### RECORDS FOR THE TASK
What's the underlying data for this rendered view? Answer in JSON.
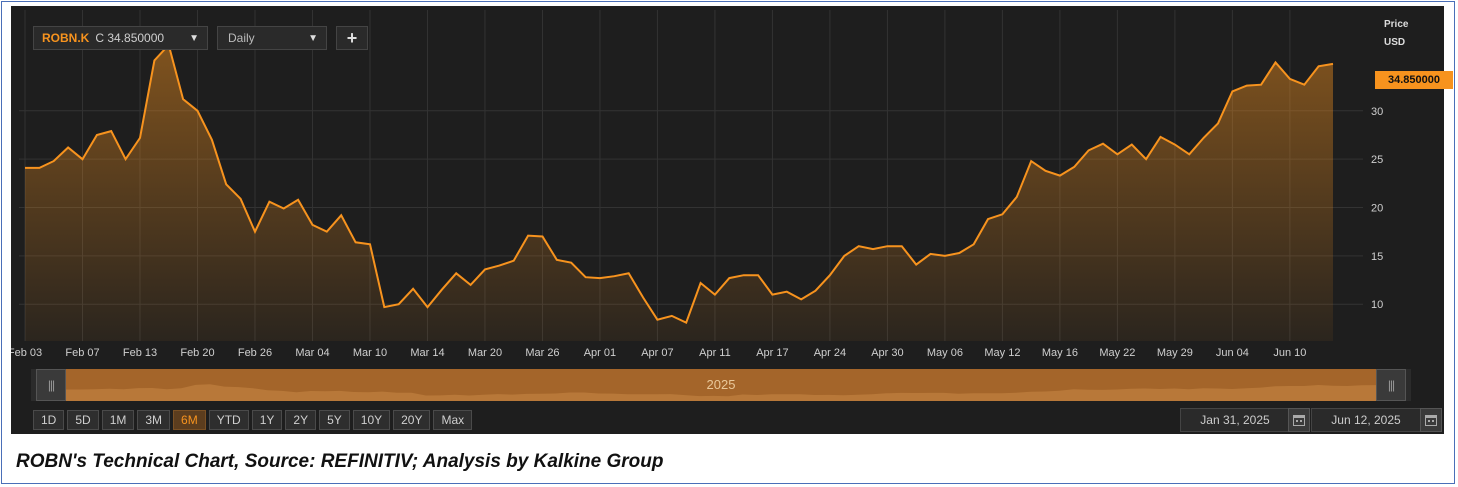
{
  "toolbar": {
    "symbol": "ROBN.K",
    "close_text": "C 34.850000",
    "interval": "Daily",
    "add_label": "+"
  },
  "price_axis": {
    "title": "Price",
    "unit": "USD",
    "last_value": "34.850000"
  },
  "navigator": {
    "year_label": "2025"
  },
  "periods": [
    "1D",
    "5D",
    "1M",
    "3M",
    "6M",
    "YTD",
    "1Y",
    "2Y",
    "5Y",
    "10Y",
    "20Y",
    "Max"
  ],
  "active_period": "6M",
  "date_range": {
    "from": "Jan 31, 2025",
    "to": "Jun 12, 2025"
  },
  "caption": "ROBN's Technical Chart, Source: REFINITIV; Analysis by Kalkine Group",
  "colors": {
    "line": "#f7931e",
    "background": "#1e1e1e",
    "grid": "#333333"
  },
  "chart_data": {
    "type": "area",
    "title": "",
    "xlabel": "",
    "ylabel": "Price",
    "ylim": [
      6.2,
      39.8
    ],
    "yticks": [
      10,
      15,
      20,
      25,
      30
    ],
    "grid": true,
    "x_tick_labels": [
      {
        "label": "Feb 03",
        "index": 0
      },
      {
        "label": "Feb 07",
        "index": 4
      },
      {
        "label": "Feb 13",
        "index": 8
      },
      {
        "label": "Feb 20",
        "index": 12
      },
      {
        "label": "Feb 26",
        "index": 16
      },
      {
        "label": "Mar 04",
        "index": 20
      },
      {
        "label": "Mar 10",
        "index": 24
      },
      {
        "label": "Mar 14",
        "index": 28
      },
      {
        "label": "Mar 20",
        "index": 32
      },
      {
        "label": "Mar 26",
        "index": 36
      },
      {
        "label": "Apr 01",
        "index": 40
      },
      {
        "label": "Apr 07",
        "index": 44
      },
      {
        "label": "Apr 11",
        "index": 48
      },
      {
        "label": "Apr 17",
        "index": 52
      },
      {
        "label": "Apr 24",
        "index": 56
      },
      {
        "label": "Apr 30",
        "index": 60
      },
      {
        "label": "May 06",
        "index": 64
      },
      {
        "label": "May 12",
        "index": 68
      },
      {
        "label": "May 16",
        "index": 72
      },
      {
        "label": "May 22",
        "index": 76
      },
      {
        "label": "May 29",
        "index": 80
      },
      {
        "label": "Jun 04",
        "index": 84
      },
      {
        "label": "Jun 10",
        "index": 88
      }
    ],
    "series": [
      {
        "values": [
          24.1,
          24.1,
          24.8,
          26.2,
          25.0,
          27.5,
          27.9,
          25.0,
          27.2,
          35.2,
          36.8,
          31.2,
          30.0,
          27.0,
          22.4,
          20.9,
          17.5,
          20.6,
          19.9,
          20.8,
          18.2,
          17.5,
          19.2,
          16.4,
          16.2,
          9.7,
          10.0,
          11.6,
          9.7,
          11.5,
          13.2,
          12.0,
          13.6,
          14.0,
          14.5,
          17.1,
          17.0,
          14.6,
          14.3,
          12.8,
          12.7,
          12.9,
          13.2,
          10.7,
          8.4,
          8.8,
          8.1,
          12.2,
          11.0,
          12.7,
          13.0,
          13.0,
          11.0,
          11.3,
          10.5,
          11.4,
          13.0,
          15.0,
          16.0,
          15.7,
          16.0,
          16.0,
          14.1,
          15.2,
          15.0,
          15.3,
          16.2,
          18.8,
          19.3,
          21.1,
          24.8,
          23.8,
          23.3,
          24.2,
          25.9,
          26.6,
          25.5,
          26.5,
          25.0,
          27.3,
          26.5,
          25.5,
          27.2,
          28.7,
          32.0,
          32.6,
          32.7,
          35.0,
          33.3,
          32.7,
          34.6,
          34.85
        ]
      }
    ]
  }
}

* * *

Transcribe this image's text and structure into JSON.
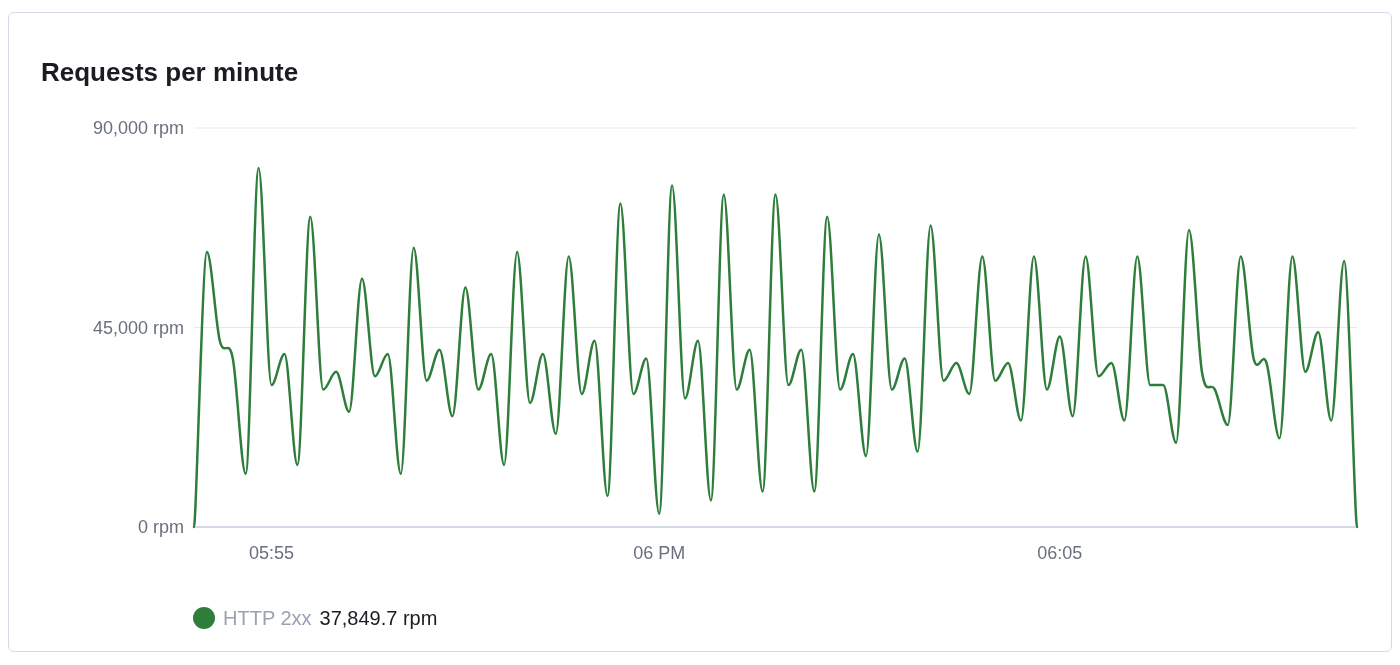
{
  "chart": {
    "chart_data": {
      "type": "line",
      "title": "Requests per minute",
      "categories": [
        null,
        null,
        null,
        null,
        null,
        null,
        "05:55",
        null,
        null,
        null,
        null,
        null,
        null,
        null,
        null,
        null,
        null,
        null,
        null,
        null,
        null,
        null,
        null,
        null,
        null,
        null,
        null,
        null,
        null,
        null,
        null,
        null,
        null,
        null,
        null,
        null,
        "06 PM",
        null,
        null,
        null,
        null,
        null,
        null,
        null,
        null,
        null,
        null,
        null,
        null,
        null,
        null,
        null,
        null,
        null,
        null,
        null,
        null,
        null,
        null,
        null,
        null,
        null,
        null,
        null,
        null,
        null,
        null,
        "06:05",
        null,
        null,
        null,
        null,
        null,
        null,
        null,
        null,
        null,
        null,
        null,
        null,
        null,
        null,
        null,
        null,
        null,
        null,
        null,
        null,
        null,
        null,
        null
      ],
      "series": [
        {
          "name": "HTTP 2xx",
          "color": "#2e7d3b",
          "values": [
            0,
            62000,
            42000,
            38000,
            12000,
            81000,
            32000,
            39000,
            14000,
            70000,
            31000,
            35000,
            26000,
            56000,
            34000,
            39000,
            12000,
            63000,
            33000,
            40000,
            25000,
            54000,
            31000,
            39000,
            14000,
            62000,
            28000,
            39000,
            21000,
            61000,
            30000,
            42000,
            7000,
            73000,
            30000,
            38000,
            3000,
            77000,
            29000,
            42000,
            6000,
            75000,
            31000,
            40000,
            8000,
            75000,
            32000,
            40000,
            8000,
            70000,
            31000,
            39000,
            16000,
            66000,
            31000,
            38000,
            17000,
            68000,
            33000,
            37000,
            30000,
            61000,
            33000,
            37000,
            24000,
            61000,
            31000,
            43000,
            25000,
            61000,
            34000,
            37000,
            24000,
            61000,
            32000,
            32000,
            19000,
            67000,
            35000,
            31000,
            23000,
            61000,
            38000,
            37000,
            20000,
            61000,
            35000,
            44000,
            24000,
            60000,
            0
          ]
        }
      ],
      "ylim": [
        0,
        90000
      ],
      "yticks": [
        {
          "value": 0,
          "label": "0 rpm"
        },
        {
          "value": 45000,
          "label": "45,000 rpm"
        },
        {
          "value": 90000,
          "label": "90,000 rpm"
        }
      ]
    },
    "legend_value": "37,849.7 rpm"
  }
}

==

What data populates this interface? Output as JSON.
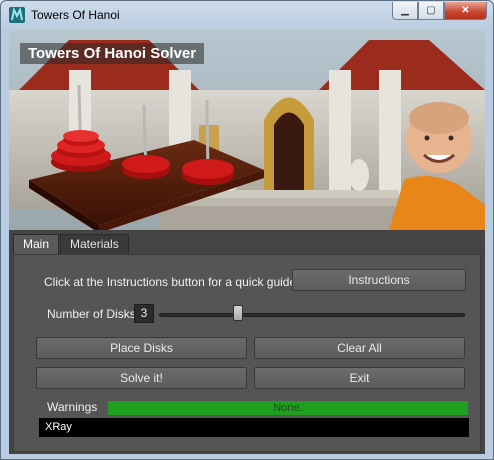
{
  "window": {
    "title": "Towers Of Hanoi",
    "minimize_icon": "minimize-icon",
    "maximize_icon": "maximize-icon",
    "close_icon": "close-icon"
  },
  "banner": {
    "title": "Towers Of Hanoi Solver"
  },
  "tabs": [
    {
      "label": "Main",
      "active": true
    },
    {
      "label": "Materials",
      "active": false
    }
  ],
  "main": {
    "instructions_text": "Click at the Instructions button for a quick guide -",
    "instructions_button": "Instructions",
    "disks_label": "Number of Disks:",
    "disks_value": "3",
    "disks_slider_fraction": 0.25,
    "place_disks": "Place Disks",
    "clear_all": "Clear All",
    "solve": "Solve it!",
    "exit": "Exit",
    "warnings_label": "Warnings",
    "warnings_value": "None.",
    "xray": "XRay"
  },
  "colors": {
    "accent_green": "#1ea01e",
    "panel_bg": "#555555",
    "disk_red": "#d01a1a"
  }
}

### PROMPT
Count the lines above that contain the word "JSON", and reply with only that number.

### SOLUTION BELOW
3